In less than two weeks, a Seattle-based federal judge will decide the fate of some 1,600 Southeast Alaska salmon trollers—fishermen who are already looking at the lowest allotment of Chinook in 20 years, largely due to the past three Pacific Salmon Treaty agreements that have cut, by two-thirds, their allocation of these high-value, sought-after fish.
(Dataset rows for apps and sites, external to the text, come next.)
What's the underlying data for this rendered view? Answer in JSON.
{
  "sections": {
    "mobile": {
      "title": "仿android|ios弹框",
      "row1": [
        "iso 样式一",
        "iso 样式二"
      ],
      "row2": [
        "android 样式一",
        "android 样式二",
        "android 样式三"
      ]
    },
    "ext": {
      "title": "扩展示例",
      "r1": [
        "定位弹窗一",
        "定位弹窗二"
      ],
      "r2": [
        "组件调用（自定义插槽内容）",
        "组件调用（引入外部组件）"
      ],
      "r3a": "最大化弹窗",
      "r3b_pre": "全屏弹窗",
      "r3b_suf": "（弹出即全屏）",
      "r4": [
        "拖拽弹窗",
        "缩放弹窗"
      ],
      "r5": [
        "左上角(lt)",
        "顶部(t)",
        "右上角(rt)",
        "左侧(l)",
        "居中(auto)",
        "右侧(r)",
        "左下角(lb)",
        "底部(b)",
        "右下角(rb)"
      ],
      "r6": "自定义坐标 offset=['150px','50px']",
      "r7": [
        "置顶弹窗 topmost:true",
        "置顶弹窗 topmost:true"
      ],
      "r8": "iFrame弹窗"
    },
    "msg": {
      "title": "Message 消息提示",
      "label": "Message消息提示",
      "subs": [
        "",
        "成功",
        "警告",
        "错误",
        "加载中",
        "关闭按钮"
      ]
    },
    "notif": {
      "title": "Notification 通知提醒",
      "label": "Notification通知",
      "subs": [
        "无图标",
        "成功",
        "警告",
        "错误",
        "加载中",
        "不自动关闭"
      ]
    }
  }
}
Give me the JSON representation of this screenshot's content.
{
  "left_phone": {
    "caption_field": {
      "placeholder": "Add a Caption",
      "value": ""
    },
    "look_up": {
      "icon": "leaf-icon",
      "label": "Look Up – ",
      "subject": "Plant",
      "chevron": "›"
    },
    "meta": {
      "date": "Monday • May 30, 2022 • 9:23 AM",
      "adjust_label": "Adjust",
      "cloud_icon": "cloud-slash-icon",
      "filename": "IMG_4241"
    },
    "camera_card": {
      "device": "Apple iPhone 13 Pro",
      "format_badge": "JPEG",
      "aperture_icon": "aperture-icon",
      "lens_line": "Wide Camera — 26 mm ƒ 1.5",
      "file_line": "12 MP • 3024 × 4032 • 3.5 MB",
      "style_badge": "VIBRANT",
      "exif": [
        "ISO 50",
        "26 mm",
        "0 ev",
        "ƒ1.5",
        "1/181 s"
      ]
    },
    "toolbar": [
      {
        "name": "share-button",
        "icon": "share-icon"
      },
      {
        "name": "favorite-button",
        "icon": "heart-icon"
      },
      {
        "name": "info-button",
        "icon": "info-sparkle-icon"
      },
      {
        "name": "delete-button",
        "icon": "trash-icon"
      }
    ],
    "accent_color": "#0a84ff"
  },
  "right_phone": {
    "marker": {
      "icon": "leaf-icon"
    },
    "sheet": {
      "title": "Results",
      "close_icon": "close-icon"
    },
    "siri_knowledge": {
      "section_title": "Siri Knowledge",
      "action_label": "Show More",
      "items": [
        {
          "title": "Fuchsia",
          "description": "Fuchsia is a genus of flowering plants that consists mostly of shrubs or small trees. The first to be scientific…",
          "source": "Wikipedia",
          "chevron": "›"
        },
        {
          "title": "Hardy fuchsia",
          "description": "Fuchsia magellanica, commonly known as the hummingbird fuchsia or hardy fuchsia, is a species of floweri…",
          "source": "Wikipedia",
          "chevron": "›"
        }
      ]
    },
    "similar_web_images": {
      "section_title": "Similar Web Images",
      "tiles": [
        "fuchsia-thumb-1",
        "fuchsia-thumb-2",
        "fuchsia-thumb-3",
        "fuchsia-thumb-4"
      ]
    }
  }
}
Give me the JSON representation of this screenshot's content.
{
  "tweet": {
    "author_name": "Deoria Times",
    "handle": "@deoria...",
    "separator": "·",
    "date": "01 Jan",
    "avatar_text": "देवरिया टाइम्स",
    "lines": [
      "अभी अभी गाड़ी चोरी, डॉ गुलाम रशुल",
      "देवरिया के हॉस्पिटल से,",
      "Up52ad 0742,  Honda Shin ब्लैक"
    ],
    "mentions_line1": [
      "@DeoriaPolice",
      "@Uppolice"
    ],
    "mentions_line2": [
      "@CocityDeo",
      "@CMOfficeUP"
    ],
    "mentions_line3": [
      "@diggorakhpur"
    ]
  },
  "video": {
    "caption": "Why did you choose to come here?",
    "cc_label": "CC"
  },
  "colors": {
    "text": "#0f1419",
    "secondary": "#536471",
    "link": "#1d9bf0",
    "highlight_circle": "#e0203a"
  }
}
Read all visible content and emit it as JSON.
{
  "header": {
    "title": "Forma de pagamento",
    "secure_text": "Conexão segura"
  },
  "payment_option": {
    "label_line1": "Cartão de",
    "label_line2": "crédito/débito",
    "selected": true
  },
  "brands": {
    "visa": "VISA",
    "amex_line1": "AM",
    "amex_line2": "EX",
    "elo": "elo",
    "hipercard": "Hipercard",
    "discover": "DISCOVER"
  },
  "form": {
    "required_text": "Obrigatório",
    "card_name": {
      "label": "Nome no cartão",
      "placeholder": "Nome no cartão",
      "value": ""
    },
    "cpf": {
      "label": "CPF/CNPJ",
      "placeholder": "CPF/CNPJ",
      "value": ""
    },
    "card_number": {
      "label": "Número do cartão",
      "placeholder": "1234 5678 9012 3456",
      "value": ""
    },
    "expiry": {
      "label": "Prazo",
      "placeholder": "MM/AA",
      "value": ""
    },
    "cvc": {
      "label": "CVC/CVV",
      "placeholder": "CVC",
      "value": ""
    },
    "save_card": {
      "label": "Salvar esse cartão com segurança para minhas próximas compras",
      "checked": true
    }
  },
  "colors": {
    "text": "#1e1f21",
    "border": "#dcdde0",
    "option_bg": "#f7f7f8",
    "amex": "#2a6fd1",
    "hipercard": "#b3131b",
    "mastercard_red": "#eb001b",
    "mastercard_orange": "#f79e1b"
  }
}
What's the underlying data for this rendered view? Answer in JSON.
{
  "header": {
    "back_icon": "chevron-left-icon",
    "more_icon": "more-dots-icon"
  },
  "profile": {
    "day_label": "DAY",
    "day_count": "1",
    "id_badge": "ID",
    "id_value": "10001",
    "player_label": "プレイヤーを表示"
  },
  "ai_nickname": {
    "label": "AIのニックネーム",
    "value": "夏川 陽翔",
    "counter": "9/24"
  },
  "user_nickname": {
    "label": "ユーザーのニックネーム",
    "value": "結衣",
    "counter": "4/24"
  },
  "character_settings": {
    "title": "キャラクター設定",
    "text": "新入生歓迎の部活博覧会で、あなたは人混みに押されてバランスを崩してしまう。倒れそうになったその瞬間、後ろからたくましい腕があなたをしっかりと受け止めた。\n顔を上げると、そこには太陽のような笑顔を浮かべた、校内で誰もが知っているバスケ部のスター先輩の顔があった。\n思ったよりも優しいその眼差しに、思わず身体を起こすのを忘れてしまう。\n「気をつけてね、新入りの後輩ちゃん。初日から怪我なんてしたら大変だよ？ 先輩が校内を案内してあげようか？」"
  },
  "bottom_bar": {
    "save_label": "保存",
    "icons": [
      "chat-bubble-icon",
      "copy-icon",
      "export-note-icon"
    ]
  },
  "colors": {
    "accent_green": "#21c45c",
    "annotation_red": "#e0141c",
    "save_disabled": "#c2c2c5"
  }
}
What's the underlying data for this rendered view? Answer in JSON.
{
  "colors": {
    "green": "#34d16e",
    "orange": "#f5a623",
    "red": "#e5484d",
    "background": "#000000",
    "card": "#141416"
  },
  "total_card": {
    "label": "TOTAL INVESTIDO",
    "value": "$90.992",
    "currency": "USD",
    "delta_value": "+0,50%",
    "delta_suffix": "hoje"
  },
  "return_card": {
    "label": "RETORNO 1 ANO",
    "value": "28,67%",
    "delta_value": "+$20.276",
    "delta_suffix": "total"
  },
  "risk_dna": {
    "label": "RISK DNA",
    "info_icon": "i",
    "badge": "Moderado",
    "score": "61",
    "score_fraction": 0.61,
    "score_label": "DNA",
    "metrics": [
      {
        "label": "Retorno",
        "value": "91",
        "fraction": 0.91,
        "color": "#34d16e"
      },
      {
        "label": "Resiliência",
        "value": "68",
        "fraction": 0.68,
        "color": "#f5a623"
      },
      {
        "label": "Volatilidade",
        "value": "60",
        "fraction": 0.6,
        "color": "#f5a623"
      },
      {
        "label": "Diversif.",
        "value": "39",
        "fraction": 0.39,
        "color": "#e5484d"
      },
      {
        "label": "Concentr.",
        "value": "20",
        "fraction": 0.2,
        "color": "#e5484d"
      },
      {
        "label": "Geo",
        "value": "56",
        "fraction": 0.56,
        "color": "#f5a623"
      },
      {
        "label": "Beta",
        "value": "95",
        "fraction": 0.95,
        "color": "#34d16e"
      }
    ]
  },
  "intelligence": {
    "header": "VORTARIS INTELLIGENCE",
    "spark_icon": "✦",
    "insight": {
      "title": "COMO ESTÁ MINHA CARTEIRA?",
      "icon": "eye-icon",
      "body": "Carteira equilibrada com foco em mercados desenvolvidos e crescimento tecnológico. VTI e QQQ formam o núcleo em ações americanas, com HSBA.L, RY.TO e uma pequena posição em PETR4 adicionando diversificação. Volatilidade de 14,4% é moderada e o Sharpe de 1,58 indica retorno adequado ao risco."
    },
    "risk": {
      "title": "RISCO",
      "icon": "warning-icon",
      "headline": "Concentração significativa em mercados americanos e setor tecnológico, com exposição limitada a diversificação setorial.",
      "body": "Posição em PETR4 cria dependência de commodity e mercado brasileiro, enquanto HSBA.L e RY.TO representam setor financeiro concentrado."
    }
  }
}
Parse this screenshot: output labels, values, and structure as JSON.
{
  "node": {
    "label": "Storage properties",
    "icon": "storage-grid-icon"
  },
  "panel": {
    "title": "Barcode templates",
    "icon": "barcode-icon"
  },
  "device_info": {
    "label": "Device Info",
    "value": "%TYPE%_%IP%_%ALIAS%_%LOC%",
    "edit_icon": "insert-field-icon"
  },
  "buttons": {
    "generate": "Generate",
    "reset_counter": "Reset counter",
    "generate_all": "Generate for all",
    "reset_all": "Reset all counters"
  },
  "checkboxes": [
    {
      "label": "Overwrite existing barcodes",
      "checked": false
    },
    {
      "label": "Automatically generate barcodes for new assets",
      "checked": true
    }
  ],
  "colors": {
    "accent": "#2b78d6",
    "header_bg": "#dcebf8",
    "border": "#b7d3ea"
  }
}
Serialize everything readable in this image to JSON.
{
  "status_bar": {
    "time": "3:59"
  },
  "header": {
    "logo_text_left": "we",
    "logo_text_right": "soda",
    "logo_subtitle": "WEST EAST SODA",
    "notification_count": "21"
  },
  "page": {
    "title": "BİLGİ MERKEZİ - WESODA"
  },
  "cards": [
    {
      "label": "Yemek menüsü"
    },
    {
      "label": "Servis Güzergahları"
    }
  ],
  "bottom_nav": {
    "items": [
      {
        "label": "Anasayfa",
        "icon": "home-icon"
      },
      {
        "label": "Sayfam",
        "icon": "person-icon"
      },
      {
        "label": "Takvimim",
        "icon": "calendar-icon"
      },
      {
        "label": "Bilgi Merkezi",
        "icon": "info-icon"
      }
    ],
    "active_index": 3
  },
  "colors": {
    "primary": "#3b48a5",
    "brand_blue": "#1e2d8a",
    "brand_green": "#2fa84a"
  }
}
If you haven’t been following the trade press or Alaska media in the past few weeks, you may not know that this group of largely rural Alaska fishermen are today facing the unthinkable: being put out of business—collateral damage as the result of a lawsuit filed by a Washington state-based NGO, the Wild Fish Conservancy (WFC), against the National Marine Fisheries Service (NMFS). In the lawsuit, WFC seeks a Preliminary Injunction to stop the Southeast Alaska summer troll fishery, alleging that NMFS has failed to allow enough king (Chinook) salmon to return to Puget Sound to feed endangered Southern Resident Killer Whales,,, >click to read< 08:16

Feed starving whales farmed salmon, say scientists – “You could use well boats to deliver the farmed fish to where the whales feed.” >click to read<

SE Alaska Chinook controversy attracts more user groups

A controversy over whether NOAA Fisheries is properly managing Chinook salmon stocks in Southeast Alaska, with consideration for a hungry whale population in decline, has been joined by sport and charter fishermen who say Alaska is not the problem. The environmental organization SalmonState, along with the Alaska Longline Fishermen’s Association and Alaska Trollers Association said on Monday, April 27, that sport and charter harvesters have joined them in support of NOAA Fisheries in a lawsuit brought by Wild Fish Conservancy, of Duvall, Washington. The group characterizes as misguided the decision of WFC to sue NOAA Fisheries in federal court to halt Chinook salmon trolling in Southeast Alaska effective July 1. >click to read< 16:15

Trollers side with NMFS in Chinook litigation – Endangered whales compete with increasing populations of seals, sea lions

Litigation to halt the Southeast Alaska king salmon fishery to provide sustenance for Southern Resident Killer Whales is prompting commercial trollers to intervene in the lawsuit brought by the Washington state based Wild Fish Conservancy. The Alaska Trollers Association in Juneau voted on Tuesday, April 21, to insert itself into the defense of the lawsuit filed in mid-March against the National Marine Fisheries Service and the subsequent injunction against king salmon fishing and the troll fishery specifically. >click to read< 15:41

North Atlantic Right whale trouble: Lawsuit on protections could last for months

Environmental groups sued the U.S. government with a claim that regulators’ failure to protect the North Atlantic right whale from harm was a violation of the Endangered Species Act, and U.S. District Judge James Boasberg ruled April 9 that they were right. The government, environmentalists and industry members who are involved in the lawsuit must still return to court to determine a remedy. Boasberg ruled that the risk posed to the whales by the lobster fishery was too great to be sustainable, and that a remedy could ultimately result in new restrictions on lobster fishing. Members of the industry, including the Maine Lobstermen’s Association, have vowed to fight to protect the fishery. >click to read< 11:27